ASSIGNED TASK: In the entries below, find each line with the word "Hide" and return it.
────────────────────────────────────────
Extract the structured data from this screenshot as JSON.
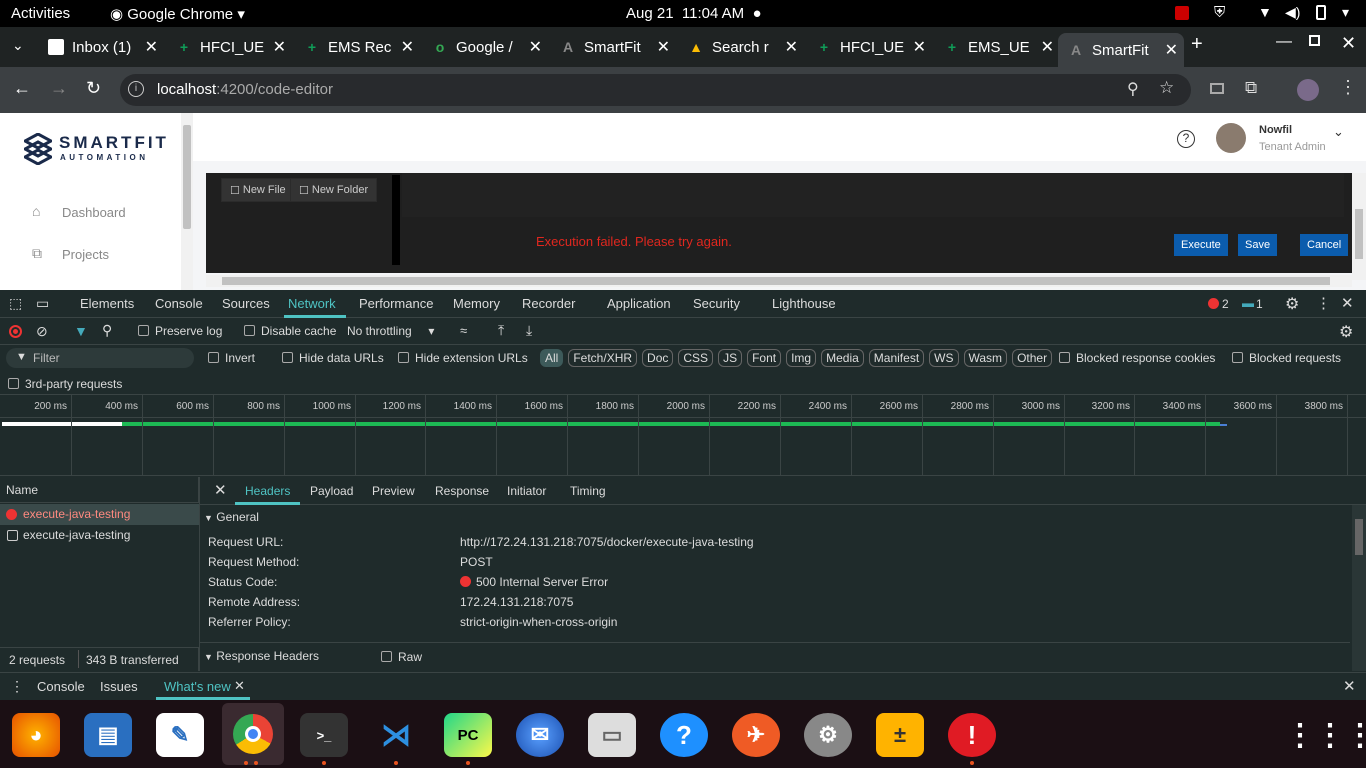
{
  "system": {
    "activities": "Activities",
    "app_name": "Google Chrome",
    "date": "Aug 21",
    "time": "11:04 AM"
  },
  "tabs": [
    {
      "label": "Inbox (1)",
      "color": "#ffffff",
      "fav": "M"
    },
    {
      "label": "HFCI_UE",
      "color": "#0f9d58",
      "fav": "+"
    },
    {
      "label": "EMS Rec",
      "color": "#0f9d58",
      "fav": "+"
    },
    {
      "label": "Google /",
      "color": "#34a853",
      "fav": "o"
    },
    {
      "label": "SmartFit",
      "color": "#888888",
      "fav": "A"
    },
    {
      "label": "Search r",
      "color": "#fbbc04",
      "fav": "▲"
    },
    {
      "label": "HFCI_UE",
      "color": "#0f9d58",
      "fav": "+"
    },
    {
      "label": "EMS_UE",
      "color": "#0f9d58",
      "fav": "+"
    },
    {
      "label": "SmartFit",
      "color": "#888888",
      "fav": "A"
    }
  ],
  "omnibox": {
    "host": "localhost",
    "path": ":4200/code-editor"
  },
  "app": {
    "logo_main": "SMARTFIT",
    "logo_sub": "AUTOMATION",
    "nav": [
      {
        "label": "Dashboard"
      },
      {
        "label": "Projects"
      }
    ],
    "user_name": "Nowfil",
    "user_role": "Tenant Admin",
    "new_file": "New File",
    "new_folder": "New Folder",
    "error": "Execution failed. Please try again.",
    "execute": "Execute",
    "save": "Save",
    "cancel": "Cancel"
  },
  "devtools": {
    "tabs": [
      "Elements",
      "Console",
      "Sources",
      "Network",
      "Performance",
      "Memory",
      "Recorder",
      "Application",
      "Security",
      "Lighthouse"
    ],
    "errors": "2",
    "messages": "1",
    "preserve_log": "Preserve log",
    "disable_cache": "Disable cache",
    "throttling": "No throttling",
    "filter": "Filter",
    "invert": "Invert",
    "hide_data": "Hide data URLs",
    "hide_ext": "Hide extension URLs",
    "types": [
      "All",
      "Fetch/XHR",
      "Doc",
      "CSS",
      "JS",
      "Font",
      "Img",
      "Media",
      "Manifest",
      "WS",
      "Wasm",
      "Other"
    ],
    "blocked_cookies": "Blocked response cookies",
    "blocked_requests": "Blocked requests",
    "third_party": "3rd-party requests",
    "ticks": [
      "200 ms",
      "400 ms",
      "600 ms",
      "800 ms",
      "1000 ms",
      "1200 ms",
      "1400 ms",
      "1600 ms",
      "1800 ms",
      "2000 ms",
      "2200 ms",
      "2400 ms",
      "2600 ms",
      "2800 ms",
      "3000 ms",
      "3200 ms",
      "3400 ms",
      "3600 ms",
      "3800 ms"
    ],
    "name_header": "Name",
    "requests": [
      {
        "name": "execute-java-testing",
        "error": true
      },
      {
        "name": "execute-java-testing",
        "error": false
      }
    ],
    "detail_tabs": [
      "Headers",
      "Payload",
      "Preview",
      "Response",
      "Initiator",
      "Timing"
    ],
    "general": "General",
    "headers": [
      {
        "k": "Request URL:",
        "v": "http://172.24.131.218:7075/docker/execute-java-testing"
      },
      {
        "k": "Request Method:",
        "v": "POST"
      },
      {
        "k": "Status Code:",
        "v": "500 Internal Server Error"
      },
      {
        "k": "Remote Address:",
        "v": "172.24.131.218:7075"
      },
      {
        "k": "Referrer Policy:",
        "v": "strict-origin-when-cross-origin"
      }
    ],
    "response_headers": "Response Headers",
    "raw": "Raw",
    "summary_requests": "2 requests",
    "summary_transferred": "343 B transferred",
    "drawer": [
      "Console",
      "Issues",
      "What's new"
    ]
  }
}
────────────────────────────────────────
EXERCISE SOLUTION:
    "hide_data": "Hide data URLs",
    "hide_ext": "Hide extension URLs",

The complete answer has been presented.